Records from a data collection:
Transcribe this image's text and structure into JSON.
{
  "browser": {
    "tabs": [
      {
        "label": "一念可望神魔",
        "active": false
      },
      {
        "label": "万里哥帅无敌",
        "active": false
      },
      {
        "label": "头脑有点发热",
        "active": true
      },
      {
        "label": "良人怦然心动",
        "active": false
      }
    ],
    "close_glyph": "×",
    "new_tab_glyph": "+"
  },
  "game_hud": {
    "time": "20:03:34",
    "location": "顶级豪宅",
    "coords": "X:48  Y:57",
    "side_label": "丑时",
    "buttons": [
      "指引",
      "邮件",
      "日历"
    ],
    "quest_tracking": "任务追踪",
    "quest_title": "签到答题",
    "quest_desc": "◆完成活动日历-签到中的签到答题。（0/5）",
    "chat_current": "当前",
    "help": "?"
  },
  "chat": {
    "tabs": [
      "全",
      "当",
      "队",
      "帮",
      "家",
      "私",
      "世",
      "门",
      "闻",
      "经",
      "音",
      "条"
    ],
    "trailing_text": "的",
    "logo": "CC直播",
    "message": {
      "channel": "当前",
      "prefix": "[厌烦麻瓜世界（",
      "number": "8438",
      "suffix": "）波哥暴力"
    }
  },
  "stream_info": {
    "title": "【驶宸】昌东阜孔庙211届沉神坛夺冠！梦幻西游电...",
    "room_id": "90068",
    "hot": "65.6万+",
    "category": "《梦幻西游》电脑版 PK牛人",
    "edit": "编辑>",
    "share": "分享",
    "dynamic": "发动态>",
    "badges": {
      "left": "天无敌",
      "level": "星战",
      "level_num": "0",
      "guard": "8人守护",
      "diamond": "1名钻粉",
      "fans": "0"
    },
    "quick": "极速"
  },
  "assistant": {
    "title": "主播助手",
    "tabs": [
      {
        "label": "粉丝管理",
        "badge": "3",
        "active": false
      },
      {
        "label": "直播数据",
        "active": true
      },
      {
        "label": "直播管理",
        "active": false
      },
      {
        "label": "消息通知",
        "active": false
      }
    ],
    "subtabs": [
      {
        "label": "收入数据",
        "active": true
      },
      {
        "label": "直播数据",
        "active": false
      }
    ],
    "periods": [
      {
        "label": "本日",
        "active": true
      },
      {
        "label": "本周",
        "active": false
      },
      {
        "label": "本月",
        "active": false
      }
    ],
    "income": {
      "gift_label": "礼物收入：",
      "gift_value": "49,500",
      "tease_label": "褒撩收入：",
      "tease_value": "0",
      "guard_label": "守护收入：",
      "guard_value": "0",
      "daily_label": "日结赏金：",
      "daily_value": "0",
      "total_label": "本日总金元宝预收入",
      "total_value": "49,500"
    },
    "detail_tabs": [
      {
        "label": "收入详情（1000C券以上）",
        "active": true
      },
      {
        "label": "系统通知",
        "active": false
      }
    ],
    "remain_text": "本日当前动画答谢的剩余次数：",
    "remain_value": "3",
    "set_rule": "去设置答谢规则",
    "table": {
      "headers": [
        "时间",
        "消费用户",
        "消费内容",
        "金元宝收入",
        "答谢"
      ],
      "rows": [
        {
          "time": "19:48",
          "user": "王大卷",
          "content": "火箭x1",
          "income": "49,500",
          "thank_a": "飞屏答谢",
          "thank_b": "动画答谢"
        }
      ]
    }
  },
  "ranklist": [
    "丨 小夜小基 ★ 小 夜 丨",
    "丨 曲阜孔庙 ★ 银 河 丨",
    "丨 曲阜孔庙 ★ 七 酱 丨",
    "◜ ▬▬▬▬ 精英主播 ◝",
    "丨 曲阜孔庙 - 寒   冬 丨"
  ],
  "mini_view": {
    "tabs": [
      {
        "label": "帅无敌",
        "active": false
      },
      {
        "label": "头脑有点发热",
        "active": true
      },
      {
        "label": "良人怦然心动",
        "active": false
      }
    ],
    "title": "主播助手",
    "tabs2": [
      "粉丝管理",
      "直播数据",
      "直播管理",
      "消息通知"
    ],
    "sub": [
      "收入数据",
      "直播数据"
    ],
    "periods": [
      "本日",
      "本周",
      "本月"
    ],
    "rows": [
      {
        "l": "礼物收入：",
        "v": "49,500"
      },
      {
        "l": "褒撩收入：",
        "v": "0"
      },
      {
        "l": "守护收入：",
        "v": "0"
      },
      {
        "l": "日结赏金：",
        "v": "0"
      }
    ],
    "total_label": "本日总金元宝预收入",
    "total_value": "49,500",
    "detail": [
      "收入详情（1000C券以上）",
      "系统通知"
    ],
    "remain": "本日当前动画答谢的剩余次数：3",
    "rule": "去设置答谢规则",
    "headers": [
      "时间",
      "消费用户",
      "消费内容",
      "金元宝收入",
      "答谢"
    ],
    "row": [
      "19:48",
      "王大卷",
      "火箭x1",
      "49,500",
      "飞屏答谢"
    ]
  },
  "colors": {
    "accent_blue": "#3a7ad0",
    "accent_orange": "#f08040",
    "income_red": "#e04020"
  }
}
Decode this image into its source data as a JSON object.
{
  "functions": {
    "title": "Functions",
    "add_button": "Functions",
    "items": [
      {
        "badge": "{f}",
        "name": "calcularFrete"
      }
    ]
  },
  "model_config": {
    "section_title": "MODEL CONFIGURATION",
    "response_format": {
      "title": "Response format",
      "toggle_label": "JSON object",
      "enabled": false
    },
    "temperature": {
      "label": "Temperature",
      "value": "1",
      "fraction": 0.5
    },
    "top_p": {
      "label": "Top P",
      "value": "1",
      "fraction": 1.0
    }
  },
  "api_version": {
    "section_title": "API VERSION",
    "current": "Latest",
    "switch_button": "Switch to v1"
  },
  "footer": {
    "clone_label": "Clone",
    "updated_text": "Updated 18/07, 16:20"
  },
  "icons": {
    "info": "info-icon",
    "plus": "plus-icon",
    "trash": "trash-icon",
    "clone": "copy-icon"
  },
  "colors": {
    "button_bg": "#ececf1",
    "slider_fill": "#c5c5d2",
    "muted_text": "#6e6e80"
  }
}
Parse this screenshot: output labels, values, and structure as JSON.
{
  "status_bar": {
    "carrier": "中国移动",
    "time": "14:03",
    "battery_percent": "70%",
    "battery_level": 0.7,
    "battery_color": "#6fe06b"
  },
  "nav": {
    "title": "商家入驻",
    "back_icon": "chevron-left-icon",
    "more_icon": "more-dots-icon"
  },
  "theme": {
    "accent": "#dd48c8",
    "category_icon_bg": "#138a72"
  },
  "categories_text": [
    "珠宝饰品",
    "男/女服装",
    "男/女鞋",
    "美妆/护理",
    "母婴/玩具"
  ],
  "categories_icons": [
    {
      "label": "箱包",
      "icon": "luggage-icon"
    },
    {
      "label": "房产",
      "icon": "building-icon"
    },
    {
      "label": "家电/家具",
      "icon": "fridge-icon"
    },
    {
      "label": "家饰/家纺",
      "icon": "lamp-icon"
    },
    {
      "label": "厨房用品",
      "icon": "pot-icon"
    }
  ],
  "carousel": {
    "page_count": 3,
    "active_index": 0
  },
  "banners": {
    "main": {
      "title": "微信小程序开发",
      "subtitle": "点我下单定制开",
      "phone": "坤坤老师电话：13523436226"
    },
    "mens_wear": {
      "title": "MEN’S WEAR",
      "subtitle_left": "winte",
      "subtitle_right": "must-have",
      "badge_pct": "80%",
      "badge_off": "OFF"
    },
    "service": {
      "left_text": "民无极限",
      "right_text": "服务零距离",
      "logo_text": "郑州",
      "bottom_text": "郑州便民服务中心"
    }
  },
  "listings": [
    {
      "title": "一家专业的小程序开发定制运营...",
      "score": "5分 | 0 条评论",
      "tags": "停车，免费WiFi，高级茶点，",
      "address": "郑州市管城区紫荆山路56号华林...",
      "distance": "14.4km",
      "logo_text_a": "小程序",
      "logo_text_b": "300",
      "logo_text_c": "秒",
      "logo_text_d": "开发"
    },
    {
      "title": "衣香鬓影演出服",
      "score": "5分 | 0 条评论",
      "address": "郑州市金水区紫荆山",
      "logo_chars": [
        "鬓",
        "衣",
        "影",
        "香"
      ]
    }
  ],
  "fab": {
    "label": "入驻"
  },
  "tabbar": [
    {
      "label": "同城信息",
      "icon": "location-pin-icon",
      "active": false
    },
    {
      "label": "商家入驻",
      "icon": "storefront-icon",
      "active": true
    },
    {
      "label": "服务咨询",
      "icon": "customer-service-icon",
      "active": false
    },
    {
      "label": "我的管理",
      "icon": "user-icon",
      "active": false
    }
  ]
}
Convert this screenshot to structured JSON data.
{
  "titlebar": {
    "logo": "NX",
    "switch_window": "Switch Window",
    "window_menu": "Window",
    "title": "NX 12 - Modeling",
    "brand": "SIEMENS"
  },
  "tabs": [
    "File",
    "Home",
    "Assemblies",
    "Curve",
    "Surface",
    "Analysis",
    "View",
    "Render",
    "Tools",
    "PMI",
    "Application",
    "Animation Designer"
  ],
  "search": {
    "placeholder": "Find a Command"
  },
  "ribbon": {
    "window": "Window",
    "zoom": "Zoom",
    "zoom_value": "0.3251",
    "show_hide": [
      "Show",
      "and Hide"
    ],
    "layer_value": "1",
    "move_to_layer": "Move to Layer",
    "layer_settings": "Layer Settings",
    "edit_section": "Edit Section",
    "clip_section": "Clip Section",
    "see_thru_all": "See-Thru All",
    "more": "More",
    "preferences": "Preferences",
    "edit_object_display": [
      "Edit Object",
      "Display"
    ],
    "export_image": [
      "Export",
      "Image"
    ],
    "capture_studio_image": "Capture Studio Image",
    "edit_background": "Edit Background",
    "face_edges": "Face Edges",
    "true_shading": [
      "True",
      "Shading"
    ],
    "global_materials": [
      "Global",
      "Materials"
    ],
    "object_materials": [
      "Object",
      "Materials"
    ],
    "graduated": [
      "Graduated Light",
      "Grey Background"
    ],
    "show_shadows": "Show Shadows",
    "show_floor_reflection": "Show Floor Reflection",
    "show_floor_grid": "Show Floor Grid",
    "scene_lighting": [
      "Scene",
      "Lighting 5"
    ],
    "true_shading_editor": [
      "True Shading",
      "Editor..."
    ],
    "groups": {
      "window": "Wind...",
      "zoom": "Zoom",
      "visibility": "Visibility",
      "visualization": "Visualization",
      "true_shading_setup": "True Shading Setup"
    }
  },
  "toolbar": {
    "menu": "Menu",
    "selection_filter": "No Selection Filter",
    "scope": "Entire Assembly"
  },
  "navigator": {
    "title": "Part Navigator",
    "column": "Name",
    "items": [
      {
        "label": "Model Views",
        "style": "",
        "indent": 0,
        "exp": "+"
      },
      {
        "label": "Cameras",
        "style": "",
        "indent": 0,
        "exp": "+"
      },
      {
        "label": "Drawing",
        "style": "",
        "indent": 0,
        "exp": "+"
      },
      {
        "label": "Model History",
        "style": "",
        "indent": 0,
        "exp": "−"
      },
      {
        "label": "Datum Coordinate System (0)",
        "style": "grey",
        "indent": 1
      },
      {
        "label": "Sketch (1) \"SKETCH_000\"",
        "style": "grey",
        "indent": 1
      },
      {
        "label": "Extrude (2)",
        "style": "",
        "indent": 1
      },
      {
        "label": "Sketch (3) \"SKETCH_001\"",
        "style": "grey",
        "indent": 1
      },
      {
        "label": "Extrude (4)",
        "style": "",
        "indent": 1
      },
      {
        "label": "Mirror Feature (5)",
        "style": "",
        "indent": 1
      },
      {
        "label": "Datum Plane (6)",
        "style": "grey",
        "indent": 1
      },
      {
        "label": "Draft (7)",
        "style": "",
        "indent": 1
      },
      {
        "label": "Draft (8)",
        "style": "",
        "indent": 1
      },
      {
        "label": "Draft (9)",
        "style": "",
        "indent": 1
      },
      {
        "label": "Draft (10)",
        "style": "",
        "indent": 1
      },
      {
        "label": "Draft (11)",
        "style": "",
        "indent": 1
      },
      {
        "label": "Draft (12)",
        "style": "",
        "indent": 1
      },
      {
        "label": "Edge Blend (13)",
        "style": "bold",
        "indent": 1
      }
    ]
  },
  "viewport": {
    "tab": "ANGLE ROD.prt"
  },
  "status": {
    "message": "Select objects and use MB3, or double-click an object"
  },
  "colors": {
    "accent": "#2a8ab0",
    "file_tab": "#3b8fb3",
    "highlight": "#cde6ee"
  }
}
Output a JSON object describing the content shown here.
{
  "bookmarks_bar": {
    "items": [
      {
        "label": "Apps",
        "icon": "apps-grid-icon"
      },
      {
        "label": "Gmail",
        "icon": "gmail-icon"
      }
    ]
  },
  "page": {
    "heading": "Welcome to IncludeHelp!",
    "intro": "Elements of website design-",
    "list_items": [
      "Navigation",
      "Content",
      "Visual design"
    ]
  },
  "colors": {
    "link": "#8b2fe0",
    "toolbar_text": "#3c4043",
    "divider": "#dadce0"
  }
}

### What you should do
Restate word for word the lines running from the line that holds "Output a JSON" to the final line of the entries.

### Answer to the problem
Output a JSON object describing the content shown here.
{
  "bookmarks_bar": {
    "items": [
      {
        "label": "Apps",
        "icon": "apps-grid-icon"
      },
      {
        "label": "Gmail",
        "icon": "gmail-icon"
      }
    ]
  },
  "page": {
    "heading": "Welcome to IncludeHelp!",
    "intro": "Elements of website design-",
    "list_items": [
      "Navigation",
      "Content",
      "Visual design"
    ]
  },
  "colors": {
    "link": "#8b2fe0",
    "toolbar_text": "#3c4043",
    "divider": "#dadce0"
  }
}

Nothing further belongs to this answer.